WHAT THE TASK REQUIRES: Copy each line of the entries beneath that contains the word "Scene".

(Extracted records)

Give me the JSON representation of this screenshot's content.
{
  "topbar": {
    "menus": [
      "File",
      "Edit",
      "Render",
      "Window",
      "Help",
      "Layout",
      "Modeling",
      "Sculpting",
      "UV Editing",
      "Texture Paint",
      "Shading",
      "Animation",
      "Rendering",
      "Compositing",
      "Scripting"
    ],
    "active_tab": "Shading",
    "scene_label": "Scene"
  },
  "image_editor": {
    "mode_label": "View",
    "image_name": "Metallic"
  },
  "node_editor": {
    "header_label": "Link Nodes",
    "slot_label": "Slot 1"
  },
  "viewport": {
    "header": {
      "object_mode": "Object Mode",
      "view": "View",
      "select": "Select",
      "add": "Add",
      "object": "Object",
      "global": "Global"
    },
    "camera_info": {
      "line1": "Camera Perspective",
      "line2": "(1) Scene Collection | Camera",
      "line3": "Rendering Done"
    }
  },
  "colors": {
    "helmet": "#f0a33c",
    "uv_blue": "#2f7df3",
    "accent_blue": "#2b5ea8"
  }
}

WRITTEN SOLUTION:
    "scene_label": "Scene"
      "line2": "(1) Scene Collection | Camera",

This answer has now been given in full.